Here are three ways to be self-donative without becoming hyper-responsible:
Don’t Pretend to be Mightier than God–We often become anxious because we feel like it’s our job to make people healthier than they want to be, to force people to be closer than they want to be. All that tends to do is stress us out and push people away. The most we can do is offer people an open invitation to greater health and intimacy, provide incentives for pursuing greater health and intimacy, and offer consequences if they choose to engage in unhealthy or destructive personal or relational choices–and that’s a lot. But when we find ourselves trying to beg, whine, cajole, force, manipulate, or pressure another person–against their will– into making healthier choices for their lives or our relationship with them, we are committing an offense against their free will. Even God will not cross the lines a person draws with their own free will. Don’t pretend to be mightier than God. By all means, invite people to be healthier and closer, and feel free to offer incentives, and even consequences, that help them take your invitation seriously, but it’s not your fault if they choose to walk away, literally or figuratively. In fact, you are morally obliged to let them.
Take Your Cue From Them–We sometimes get into trouble when we try to work harder on someone else’s problem than they are. It’s good to be generous and to give all we have to help someone, but it only produces good fruit if the other person is also giving all they have to give. Even if, objectively, the other person is limited in some way and isn’t able to give much, they still have to be actively trying to give all they have to the problem for any help to stick. Otherwise, we burn ourselves out trying to solve problems that are not within our ability to solve. And we deplete the energy we would otherwise have to solve the problems that actually are within our control.
If You Need Help, Get It–Hyper-responsible people often struggle with asking for help, especially if the people they have asked are less than enthusiastic about giving it. If this happens to you, don’t assume that it automatically follows that you have to do everything. Either find some other way to get the help you need–even if it is not your preferred way to get it–or, if worse comes to worse–decide what you are capable of doing without help and stick to that. When other people complain that certain things aren’t getting done, simply tell them that you are doing all you can without their help, but if they would like to pitch in, then you are sure you could accomplish more together. It is not your job to make everything work to an ideal standard on your own power. Even God doesn’t build his Kingdom by himself. He insists that we partner with him, not because he can’t do it, but because it would not be respectful of our free will or the dignity of our personhood to do it all for us. The bottom line–respect your limits, and get the help you need.

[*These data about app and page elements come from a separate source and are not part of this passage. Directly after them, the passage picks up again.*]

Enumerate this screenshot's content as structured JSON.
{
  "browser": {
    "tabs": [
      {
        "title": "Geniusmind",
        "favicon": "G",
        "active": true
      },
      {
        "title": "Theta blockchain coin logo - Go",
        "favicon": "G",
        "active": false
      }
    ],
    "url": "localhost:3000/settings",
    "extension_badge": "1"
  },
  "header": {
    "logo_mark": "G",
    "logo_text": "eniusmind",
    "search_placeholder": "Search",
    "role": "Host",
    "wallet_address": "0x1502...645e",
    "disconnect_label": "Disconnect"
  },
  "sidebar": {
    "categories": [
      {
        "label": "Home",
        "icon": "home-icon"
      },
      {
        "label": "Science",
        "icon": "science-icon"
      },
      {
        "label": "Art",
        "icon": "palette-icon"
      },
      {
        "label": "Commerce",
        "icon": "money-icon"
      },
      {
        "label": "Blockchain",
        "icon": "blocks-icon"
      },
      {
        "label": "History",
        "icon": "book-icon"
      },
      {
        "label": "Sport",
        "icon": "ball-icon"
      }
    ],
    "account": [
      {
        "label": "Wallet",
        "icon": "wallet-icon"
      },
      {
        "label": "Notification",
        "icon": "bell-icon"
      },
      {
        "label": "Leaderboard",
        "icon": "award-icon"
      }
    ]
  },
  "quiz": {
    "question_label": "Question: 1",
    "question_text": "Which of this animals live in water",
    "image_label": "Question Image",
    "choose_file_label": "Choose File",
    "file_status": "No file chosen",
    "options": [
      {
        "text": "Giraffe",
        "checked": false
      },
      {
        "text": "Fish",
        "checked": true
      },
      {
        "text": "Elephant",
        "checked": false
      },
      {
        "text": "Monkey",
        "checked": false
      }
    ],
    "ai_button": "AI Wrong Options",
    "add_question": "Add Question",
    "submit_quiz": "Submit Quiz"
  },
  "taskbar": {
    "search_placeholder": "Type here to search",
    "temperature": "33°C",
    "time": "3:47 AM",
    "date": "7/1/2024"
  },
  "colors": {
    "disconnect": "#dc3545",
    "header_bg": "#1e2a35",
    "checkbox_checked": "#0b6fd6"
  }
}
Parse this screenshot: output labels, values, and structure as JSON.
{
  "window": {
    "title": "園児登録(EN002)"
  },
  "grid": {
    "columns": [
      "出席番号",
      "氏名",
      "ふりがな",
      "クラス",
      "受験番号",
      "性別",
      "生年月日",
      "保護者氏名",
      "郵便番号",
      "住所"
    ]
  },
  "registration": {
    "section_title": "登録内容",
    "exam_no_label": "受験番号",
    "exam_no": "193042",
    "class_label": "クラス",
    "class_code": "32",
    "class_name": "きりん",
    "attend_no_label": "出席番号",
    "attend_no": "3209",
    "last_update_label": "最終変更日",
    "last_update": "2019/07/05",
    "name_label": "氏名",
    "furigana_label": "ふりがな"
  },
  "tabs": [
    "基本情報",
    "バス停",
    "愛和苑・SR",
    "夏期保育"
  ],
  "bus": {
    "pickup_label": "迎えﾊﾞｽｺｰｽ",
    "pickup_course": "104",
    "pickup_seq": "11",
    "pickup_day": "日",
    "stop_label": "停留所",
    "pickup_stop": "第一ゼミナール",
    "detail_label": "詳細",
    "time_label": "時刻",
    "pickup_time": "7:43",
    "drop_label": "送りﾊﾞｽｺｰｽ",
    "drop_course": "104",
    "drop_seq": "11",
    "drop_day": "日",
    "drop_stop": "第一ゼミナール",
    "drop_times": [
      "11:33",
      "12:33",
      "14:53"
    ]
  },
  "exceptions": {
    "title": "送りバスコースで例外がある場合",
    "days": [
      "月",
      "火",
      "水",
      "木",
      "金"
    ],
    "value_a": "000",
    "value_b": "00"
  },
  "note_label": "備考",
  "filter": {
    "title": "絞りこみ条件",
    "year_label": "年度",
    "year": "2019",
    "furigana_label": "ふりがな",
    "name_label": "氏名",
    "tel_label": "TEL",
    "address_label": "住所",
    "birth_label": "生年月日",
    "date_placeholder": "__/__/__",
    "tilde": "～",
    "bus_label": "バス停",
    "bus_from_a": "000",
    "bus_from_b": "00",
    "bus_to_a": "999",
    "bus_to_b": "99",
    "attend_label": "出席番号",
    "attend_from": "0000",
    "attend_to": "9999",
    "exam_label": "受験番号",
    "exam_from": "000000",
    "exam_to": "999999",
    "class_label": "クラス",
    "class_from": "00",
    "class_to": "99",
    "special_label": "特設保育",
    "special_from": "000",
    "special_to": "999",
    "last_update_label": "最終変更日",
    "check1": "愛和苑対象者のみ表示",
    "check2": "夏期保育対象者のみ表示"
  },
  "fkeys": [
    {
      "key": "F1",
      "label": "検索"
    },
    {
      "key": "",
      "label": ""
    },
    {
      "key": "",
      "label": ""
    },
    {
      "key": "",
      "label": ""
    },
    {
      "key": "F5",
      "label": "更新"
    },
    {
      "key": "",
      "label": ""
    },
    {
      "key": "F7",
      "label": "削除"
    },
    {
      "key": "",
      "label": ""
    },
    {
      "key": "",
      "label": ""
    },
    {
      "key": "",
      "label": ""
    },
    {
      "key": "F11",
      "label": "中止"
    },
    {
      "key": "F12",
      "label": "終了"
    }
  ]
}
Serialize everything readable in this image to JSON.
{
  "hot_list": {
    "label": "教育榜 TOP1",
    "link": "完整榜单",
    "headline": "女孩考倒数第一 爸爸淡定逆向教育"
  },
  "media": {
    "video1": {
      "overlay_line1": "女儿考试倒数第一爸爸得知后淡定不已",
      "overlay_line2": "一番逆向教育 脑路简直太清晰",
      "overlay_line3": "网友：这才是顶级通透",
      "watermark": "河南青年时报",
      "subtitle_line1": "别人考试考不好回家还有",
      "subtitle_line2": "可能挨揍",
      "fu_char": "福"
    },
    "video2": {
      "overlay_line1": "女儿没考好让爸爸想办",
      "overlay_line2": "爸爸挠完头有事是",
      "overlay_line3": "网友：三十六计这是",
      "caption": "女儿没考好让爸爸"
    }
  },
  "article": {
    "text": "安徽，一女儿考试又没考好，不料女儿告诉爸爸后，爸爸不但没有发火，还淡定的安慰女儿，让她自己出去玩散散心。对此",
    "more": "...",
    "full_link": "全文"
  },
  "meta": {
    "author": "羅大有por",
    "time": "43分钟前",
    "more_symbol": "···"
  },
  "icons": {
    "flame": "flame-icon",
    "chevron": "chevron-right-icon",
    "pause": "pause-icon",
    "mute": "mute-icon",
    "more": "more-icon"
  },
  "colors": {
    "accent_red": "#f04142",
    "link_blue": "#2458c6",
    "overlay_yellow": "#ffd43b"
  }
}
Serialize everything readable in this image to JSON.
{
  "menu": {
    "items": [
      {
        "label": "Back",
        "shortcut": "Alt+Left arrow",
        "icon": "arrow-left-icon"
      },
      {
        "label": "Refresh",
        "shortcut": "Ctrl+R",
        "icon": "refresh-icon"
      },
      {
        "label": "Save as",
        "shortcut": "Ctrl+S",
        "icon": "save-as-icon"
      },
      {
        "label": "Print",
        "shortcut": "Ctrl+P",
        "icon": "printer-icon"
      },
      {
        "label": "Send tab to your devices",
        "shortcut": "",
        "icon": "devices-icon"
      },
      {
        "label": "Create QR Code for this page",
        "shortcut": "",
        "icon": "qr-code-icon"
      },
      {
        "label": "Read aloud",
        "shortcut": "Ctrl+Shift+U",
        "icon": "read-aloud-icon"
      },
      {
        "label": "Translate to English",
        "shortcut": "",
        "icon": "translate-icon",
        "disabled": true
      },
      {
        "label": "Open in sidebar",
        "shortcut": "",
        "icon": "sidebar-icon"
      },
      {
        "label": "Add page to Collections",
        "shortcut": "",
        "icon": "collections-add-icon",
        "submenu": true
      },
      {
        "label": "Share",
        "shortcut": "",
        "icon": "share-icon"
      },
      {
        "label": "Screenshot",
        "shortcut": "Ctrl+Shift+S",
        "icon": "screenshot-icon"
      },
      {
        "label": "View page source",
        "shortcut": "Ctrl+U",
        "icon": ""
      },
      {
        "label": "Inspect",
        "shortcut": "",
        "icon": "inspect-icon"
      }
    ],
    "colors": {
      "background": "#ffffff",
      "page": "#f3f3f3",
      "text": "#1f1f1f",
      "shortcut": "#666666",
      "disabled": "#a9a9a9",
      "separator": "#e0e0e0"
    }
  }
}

If you would like to receive the help or support you need to overcome hyper-responsibility, visit us online at CatholicCounselors.com!